- _Problem to solve_: Among the records that follow, how many lines include the string "caption"? Only the number is wanted.

- _Raw data_:
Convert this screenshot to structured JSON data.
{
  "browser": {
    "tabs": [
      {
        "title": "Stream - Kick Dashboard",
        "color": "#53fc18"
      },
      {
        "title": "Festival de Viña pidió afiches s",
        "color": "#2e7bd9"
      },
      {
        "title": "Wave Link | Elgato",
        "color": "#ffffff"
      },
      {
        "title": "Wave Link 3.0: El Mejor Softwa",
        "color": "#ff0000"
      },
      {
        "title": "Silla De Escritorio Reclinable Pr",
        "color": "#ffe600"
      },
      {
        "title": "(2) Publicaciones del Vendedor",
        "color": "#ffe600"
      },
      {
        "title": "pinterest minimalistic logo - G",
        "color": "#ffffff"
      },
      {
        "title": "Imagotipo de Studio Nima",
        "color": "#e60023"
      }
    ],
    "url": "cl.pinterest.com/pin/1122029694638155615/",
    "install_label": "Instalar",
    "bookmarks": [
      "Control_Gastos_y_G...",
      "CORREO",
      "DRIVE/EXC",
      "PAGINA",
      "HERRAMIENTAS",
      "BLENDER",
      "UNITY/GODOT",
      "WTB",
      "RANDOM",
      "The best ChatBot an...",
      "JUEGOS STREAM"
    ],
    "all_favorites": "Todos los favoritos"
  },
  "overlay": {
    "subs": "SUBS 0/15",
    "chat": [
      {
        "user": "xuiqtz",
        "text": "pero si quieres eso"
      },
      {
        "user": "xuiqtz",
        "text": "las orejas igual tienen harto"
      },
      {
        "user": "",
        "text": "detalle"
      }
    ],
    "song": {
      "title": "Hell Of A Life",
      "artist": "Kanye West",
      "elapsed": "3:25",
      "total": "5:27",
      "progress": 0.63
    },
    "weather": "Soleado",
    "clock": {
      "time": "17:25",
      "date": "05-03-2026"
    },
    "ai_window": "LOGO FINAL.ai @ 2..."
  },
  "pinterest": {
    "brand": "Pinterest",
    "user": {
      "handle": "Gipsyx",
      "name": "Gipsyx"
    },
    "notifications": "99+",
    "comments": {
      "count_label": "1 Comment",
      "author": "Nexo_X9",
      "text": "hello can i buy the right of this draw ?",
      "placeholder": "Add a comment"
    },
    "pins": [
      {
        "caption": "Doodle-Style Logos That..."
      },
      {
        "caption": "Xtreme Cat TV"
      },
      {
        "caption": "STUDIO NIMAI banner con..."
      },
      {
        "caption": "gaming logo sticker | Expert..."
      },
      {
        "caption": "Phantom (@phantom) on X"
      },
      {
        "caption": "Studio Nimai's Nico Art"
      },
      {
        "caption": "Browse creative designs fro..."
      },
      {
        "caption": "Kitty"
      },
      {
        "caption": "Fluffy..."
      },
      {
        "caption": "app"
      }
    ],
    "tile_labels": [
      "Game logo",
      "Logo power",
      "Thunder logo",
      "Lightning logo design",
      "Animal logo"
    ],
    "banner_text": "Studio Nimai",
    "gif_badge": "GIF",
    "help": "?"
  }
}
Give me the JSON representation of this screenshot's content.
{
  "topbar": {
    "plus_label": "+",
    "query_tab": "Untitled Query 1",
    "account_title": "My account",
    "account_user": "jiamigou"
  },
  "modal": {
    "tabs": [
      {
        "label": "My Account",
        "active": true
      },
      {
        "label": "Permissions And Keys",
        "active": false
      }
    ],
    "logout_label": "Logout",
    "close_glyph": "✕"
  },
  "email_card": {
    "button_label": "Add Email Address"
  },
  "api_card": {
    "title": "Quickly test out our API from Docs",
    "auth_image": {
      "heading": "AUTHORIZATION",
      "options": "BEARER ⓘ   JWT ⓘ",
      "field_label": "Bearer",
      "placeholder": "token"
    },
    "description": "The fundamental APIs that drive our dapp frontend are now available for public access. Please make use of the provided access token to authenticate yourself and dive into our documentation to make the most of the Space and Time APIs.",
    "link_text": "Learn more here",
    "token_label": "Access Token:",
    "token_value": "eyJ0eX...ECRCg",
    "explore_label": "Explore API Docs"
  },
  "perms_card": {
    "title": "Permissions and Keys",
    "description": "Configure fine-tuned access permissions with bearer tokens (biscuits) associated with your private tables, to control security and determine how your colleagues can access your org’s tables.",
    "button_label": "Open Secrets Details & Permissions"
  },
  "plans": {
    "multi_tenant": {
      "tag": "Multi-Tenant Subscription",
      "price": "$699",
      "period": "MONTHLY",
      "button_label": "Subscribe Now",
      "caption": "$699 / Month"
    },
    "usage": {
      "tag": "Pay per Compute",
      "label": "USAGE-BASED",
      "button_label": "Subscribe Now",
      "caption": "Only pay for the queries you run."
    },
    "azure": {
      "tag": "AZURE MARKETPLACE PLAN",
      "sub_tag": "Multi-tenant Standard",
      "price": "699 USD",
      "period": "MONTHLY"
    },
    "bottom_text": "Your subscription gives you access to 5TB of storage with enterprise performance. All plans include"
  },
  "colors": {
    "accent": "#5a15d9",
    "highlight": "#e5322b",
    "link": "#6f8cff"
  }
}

- _Task result_: 12